The present study examines the localization of the humanitarian response plans in Yemen during the years 2016 – 2017. It aims at exploring and analyzing the localization and its level of adoption by the internal and external humanitarian actors in Yemen. The methodological approach taken in this study is a mixed methodology based on quantitative and qualitative research design where a questionnaire was utilized to gather quantitative data and semi-structured interviews were used to collect additional insights from the targeted interviewees. Sources of the primary data of the present study are the questionnaires and the semi–structured in-depth interviews with representative individuals working for local and international humanitarian organizations operating in Yemen. Sources of the secondary data are the reports, plans, articles, audios, and videos released by the humanitarian actors in Yemen and other similar countries about the process of localization. Both UN Agencies and INGOs are considered as external actors whereas, Government Entities, LNGOs, and Private Sectors are considered as local actors.

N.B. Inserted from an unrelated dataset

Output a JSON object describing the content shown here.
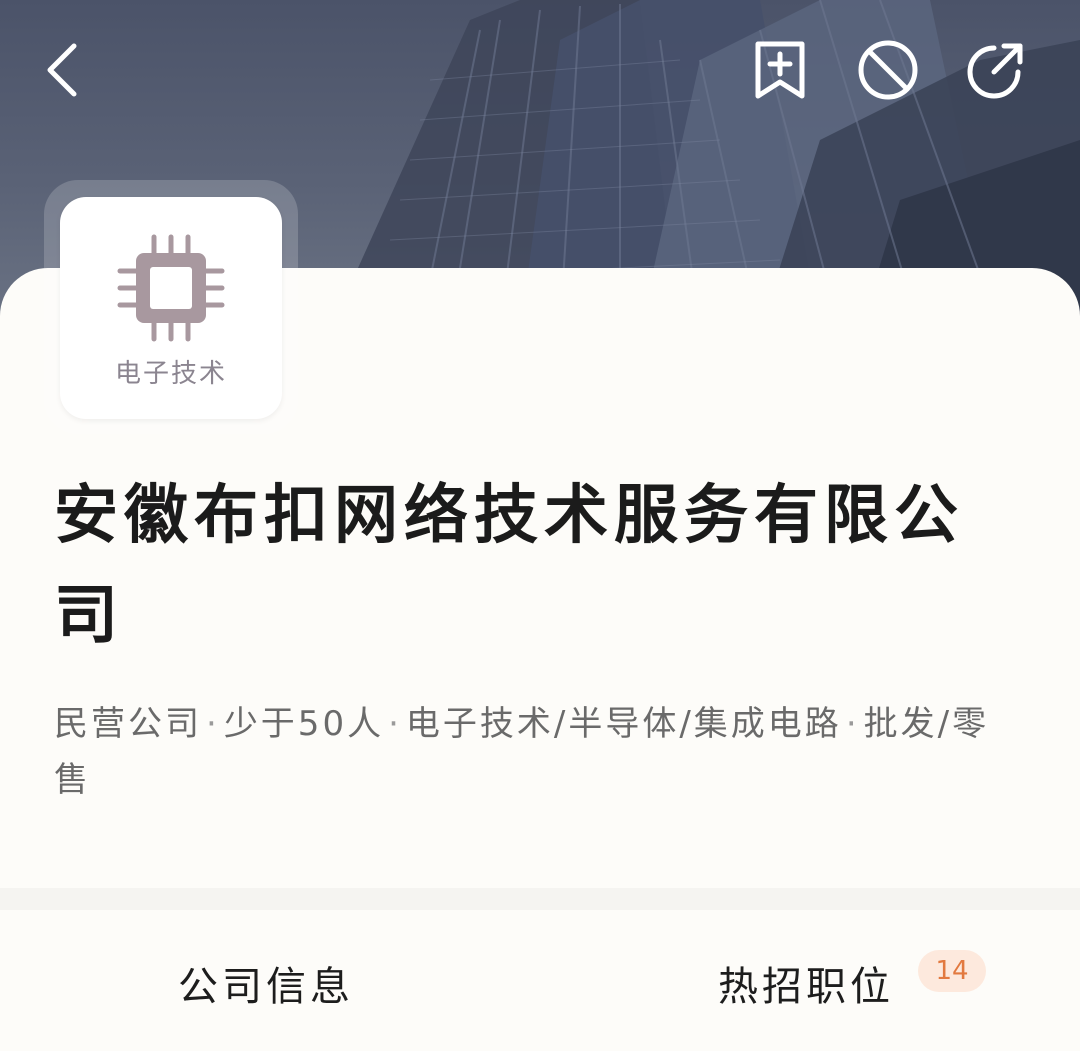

The present study covered the entire Republic of Yemen in the period from 2016 to 2017. The major findings revealed by this study include the fact that the external actors exclusively control the process of designing the HRP and take charge in the implementation phase. Due to such rigid control exercised by the external actors, a full-fledged localization of the YHRP is still far from being achieved. If at all there exists such localization, it is still weak and primitive. Further, Internal actors’ level of knowledge about HRP and their level of engagement in its design process continues to be unequal with the level of knowledge and level of engagement of external actors and imbalance of these levels prevented the application of localization. Last but not least, the present
study identified three main challenges preventing the proper and effective adoption and implementation of localization of HRP in Yemen: viz. imbalance in power between internal and external actors, fragility and instability of the Yemeni context, and the weak capacity of internal actors compared with the external ones.
The present study calls for further collaboration and integration for internal actors in all the phases of HRP: planning, design, implementation and evaluation. More collaboration is needed between the local actors in Yemen, especially the private sector and the local non-government organization.
The potentials of the private sector are of immense proportions to localization and humanitarian response in Yemen, yet such potentials are not utilized to the fullest. All actors should be viewed as partners who strive to achieve one shared goal: the localization of HRP in Yemen. Keywords: Localization, Humanitarian Response Plan, Humanitarian Actors partnership, development